- [Records to process]:
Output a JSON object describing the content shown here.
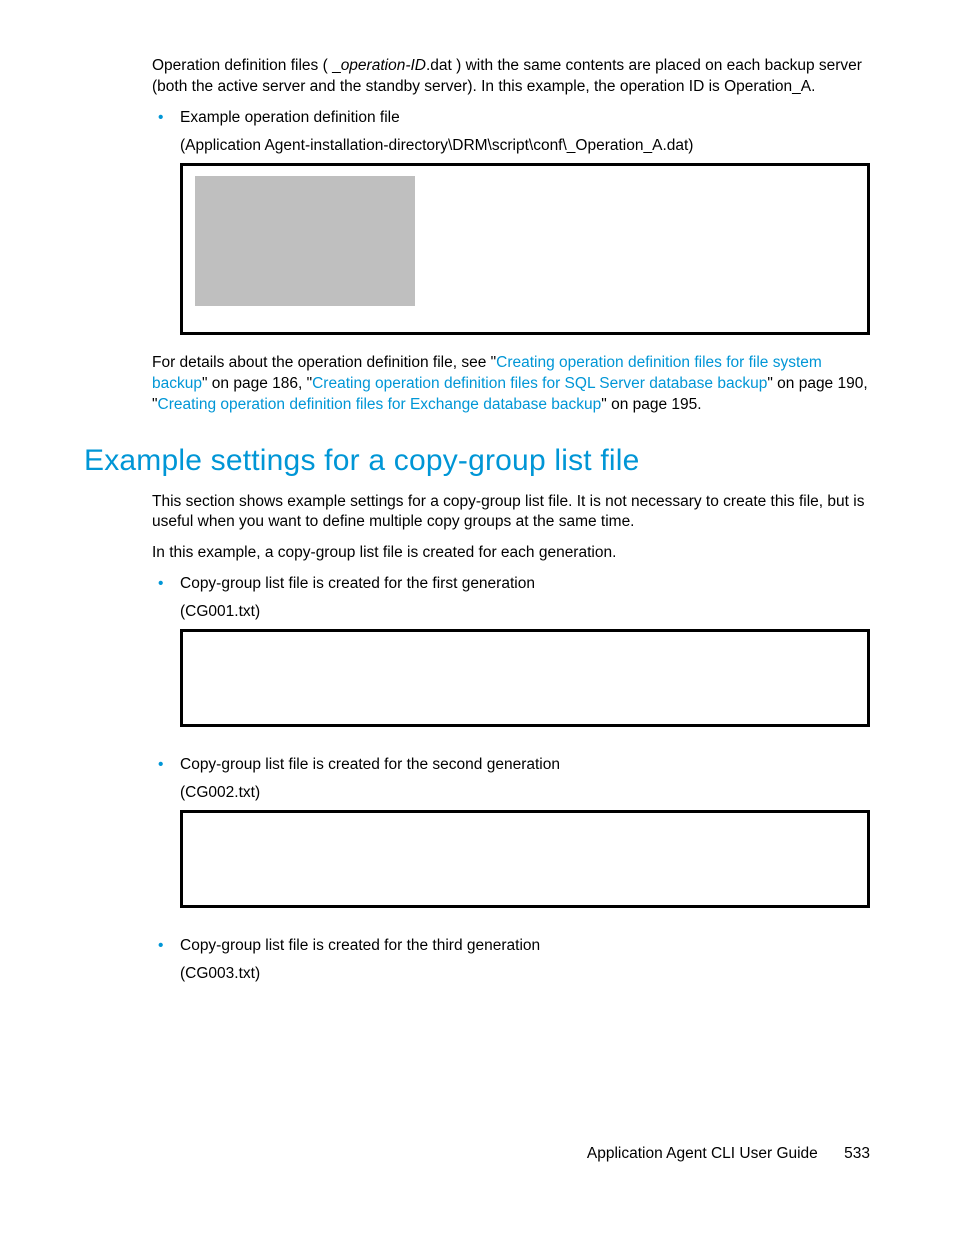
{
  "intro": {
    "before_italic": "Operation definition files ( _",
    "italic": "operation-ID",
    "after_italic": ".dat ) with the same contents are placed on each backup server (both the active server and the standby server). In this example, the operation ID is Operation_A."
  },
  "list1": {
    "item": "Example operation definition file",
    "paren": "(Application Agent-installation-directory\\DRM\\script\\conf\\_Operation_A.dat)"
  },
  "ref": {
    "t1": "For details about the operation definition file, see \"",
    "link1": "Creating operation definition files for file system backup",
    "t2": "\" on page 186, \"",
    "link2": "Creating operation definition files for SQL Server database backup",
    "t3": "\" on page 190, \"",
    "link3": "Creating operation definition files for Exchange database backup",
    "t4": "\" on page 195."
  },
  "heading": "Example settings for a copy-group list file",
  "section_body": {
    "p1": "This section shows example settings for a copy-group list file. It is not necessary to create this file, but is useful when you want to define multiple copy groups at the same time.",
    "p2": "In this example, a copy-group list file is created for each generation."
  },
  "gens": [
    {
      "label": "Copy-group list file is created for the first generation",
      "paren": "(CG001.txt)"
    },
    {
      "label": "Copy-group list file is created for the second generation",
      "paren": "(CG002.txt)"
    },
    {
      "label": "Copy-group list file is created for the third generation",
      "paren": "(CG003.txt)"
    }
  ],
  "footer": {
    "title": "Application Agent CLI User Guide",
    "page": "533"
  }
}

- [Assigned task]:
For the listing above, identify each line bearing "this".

- [Task output]:
    "after_italic": ".dat ) with the same contents are placed on each backup server (both the active server and the standby server). In this example, the operation ID is Operation_A."
    "p1": "This section shows example settings for a copy-group list file. It is not necessary to create this file, but is useful when you want to define multiple copy groups at the same time.",
    "p2": "In this example, a copy-group list file is created for each generation."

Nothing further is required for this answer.